Exercise aim :: Report the number of lines in the data where the word "JSON" appears, and add no other text.

Extracted material ::
= = = = = = =

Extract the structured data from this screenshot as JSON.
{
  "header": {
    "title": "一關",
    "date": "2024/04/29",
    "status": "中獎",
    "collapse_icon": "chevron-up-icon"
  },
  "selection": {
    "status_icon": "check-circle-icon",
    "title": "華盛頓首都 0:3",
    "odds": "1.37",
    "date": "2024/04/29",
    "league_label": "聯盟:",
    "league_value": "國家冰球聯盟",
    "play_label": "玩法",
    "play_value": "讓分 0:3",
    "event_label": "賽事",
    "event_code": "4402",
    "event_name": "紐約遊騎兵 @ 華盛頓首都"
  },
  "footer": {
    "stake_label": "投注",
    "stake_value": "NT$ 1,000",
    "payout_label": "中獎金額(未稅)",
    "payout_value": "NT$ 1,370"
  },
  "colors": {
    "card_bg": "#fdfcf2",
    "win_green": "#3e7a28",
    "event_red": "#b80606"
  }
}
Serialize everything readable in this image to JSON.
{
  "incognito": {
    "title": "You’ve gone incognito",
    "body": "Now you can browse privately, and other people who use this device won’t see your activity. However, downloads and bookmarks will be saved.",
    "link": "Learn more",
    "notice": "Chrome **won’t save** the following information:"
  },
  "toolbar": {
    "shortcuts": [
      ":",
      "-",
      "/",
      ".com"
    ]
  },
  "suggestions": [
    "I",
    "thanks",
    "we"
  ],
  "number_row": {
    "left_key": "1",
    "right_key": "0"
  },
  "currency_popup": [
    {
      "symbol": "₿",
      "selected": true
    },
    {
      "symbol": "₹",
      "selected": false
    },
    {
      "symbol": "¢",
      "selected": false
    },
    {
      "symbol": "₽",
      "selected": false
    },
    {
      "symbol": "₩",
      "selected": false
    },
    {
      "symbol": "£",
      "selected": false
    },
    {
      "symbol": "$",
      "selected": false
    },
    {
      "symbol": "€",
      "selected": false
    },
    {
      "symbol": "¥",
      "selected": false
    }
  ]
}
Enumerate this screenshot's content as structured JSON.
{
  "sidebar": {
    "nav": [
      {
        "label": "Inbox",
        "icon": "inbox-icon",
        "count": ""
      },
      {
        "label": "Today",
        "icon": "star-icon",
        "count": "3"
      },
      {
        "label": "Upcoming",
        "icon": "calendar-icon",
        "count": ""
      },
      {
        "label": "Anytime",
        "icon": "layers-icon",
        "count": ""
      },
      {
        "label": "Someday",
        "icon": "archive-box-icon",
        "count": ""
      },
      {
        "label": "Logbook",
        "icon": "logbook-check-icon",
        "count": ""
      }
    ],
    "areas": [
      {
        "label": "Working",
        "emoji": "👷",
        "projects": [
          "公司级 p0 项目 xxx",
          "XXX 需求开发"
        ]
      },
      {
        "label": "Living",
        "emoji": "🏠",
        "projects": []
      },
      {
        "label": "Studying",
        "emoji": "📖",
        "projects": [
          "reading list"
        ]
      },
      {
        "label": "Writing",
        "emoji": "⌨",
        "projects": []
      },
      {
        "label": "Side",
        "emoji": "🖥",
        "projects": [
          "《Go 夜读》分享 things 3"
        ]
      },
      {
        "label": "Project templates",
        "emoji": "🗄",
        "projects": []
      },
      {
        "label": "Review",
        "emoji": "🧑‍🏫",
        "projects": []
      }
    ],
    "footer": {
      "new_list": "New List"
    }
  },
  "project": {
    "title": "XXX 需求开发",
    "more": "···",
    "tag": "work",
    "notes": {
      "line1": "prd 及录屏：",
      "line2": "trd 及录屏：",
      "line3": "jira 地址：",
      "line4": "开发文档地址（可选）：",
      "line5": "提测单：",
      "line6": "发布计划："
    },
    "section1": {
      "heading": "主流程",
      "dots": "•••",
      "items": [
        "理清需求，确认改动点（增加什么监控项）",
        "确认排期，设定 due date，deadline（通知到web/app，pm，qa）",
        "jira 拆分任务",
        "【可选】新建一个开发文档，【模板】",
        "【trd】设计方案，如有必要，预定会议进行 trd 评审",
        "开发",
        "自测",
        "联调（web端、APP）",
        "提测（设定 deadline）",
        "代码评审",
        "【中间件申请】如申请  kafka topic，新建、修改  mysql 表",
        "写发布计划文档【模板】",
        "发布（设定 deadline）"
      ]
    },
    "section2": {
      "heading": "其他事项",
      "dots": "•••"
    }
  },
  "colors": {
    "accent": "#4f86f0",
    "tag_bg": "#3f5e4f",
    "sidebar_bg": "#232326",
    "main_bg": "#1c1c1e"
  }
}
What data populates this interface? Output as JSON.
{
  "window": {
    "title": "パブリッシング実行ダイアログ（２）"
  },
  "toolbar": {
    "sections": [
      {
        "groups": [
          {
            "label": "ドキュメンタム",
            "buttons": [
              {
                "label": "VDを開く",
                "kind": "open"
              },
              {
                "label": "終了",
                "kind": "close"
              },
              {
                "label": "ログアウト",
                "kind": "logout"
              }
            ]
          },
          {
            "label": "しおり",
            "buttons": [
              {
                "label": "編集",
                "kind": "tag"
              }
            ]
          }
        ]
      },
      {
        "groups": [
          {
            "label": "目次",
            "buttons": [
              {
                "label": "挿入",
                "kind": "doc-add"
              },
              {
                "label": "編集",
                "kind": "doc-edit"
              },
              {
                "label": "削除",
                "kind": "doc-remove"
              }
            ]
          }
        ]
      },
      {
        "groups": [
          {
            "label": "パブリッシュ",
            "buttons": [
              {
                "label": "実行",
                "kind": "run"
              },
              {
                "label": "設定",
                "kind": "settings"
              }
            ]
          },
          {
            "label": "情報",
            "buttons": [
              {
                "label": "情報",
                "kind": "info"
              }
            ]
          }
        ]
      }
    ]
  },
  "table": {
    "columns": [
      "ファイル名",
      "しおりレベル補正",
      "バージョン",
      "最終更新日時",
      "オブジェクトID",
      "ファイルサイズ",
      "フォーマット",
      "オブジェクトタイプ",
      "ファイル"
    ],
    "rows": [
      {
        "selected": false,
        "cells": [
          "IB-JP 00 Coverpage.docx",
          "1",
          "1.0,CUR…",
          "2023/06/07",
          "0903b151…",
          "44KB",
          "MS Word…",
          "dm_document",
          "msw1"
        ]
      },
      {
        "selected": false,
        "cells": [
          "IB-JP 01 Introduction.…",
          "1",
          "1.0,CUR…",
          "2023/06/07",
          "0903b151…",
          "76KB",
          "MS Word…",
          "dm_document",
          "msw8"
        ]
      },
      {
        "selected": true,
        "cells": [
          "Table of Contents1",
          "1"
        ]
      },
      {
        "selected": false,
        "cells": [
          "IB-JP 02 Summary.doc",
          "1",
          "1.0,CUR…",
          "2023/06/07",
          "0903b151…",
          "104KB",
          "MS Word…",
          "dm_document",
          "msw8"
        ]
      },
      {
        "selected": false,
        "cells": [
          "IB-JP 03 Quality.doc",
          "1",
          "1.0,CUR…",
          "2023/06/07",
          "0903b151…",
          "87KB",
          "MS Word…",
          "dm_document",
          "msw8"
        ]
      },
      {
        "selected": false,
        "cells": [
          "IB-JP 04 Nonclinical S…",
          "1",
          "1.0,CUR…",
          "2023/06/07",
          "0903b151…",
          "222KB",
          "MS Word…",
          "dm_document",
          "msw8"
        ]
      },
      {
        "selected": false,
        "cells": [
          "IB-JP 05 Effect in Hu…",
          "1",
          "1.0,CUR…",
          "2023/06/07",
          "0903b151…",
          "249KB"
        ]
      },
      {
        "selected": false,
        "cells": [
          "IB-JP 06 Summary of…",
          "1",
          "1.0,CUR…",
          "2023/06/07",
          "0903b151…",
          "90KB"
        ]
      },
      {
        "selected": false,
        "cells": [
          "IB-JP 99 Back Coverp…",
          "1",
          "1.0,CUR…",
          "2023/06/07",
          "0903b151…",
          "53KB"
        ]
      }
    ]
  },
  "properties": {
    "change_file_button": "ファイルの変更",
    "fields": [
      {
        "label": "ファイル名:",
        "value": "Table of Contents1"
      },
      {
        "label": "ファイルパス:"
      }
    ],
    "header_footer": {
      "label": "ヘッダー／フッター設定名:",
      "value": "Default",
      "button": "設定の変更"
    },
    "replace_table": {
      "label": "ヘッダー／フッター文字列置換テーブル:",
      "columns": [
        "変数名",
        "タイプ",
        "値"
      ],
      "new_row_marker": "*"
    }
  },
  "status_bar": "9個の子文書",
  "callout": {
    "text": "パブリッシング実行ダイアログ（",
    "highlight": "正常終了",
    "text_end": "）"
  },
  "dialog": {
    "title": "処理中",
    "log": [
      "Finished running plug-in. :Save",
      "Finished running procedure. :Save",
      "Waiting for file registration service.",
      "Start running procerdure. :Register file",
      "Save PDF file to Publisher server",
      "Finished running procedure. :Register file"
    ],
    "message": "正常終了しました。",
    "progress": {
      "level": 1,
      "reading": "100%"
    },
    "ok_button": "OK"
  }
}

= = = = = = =

Result of this task :: 4